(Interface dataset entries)
________________________

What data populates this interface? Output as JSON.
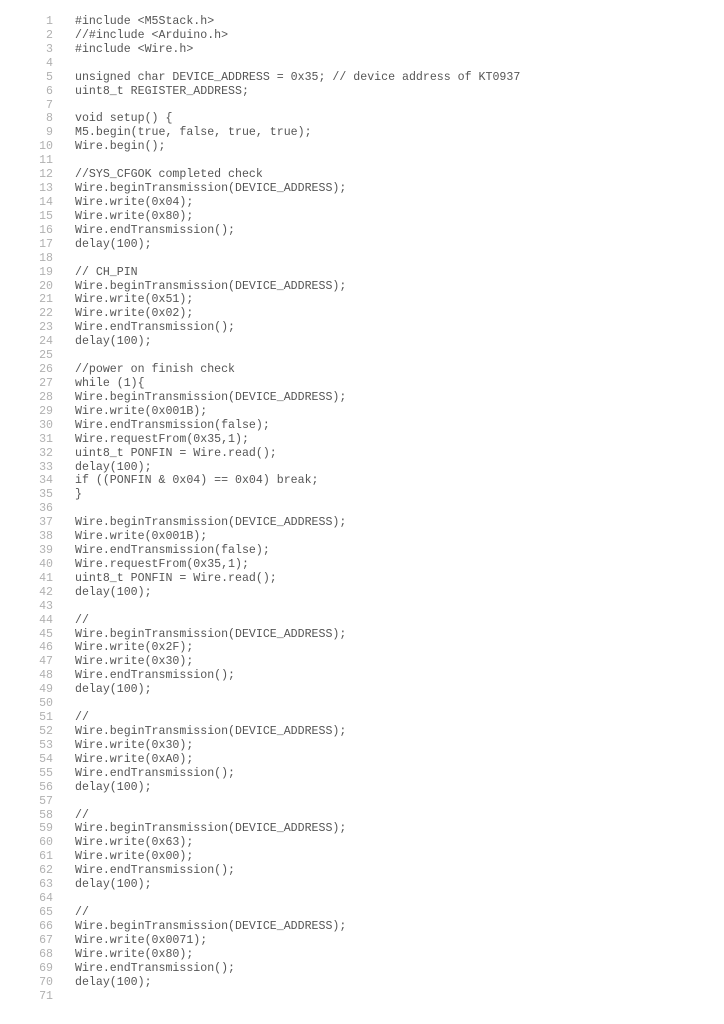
{
  "code": {
    "lines": [
      "#include <M5Stack.h>",
      "//#include <Arduino.h>",
      "#include <Wire.h>",
      "",
      "unsigned char DEVICE_ADDRESS = 0x35; // device address of KT0937",
      "uint8_t REGISTER_ADDRESS;",
      "",
      "void setup() {",
      "M5.begin(true, false, true, true);",
      "Wire.begin();",
      "",
      "//SYS_CFGOK completed check",
      "Wire.beginTransmission(DEVICE_ADDRESS);",
      "Wire.write(0x04);",
      "Wire.write(0x80);",
      "Wire.endTransmission();",
      "delay(100);",
      "",
      "// CH_PIN",
      "Wire.beginTransmission(DEVICE_ADDRESS);",
      "Wire.write(0x51);",
      "Wire.write(0x02);",
      "Wire.endTransmission();",
      "delay(100);",
      "",
      "//power on finish check",
      "while (1){",
      "Wire.beginTransmission(DEVICE_ADDRESS);",
      "Wire.write(0x001B);",
      "Wire.endTransmission(false);",
      "Wire.requestFrom(0x35,1);",
      "uint8_t PONFIN = Wire.read();",
      "delay(100);",
      "if ((PONFIN & 0x04) == 0x04) break;",
      "}",
      "",
      "Wire.beginTransmission(DEVICE_ADDRESS);",
      "Wire.write(0x001B);",
      "Wire.endTransmission(false);",
      "Wire.requestFrom(0x35,1);",
      "uint8_t PONFIN = Wire.read();",
      "delay(100);",
      "",
      "//",
      "Wire.beginTransmission(DEVICE_ADDRESS);",
      "Wire.write(0x2F);",
      "Wire.write(0x30);",
      "Wire.endTransmission();",
      "delay(100);",
      "",
      "//",
      "Wire.beginTransmission(DEVICE_ADDRESS);",
      "Wire.write(0x30);",
      "Wire.write(0xA0);",
      "Wire.endTransmission();",
      "delay(100);",
      "",
      "//",
      "Wire.beginTransmission(DEVICE_ADDRESS);",
      "Wire.write(0x63);",
      "Wire.write(0x00);",
      "Wire.endTransmission();",
      "delay(100);",
      "",
      "//",
      "Wire.beginTransmission(DEVICE_ADDRESS);",
      "Wire.write(0x0071);",
      "Wire.write(0x80);",
      "Wire.endTransmission();",
      "delay(100);",
      ""
    ]
  }
}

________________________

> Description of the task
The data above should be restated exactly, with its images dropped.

> Exercise solution
What data populates this interface? Output as JSON.
{
  "code": {
    "lines": [
      "#include <M5Stack.h>",
      "//#include <Arduino.h>",
      "#include <Wire.h>",
      "",
      "unsigned char DEVICE_ADDRESS = 0x35; // device address of KT0937",
      "uint8_t REGISTER_ADDRESS;",
      "",
      "void setup() {",
      "M5.begin(true, false, true, true);",
      "Wire.begin();",
      "",
      "//SYS_CFGOK completed check",
      "Wire.beginTransmission(DEVICE_ADDRESS);",
      "Wire.write(0x04);",
      "Wire.write(0x80);",
      "Wire.endTransmission();",
      "delay(100);",
      "",
      "// CH_PIN",
      "Wire.beginTransmission(DEVICE_ADDRESS);",
      "Wire.write(0x51);",
      "Wire.write(0x02);",
      "Wire.endTransmission();",
      "delay(100);",
      "",
      "//power on finish check",
      "while (1){",
      "Wire.beginTransmission(DEVICE_ADDRESS);",
      "Wire.write(0x001B);",
      "Wire.endTransmission(false);",
      "Wire.requestFrom(0x35,1);",
      "uint8_t PONFIN = Wire.read();",
      "delay(100);",
      "if ((PONFIN & 0x04) == 0x04) break;",
      "}",
      "",
      "Wire.beginTransmission(DEVICE_ADDRESS);",
      "Wire.write(0x001B);",
      "Wire.endTransmission(false);",
      "Wire.requestFrom(0x35,1);",
      "uint8_t PONFIN = Wire.read();",
      "delay(100);",
      "",
      "//",
      "Wire.beginTransmission(DEVICE_ADDRESS);",
      "Wire.write(0x2F);",
      "Wire.write(0x30);",
      "Wire.endTransmission();",
      "delay(100);",
      "",
      "//",
      "Wire.beginTransmission(DEVICE_ADDRESS);",
      "Wire.write(0x30);",
      "Wire.write(0xA0);",
      "Wire.endTransmission();",
      "delay(100);",
      "",
      "//",
      "Wire.beginTransmission(DEVICE_ADDRESS);",
      "Wire.write(0x63);",
      "Wire.write(0x00);",
      "Wire.endTransmission();",
      "delay(100);",
      "",
      "//",
      "Wire.beginTransmission(DEVICE_ADDRESS);",
      "Wire.write(0x0071);",
      "Wire.write(0x80);",
      "Wire.endTransmission();",
      "delay(100);",
      ""
    ]
  }
}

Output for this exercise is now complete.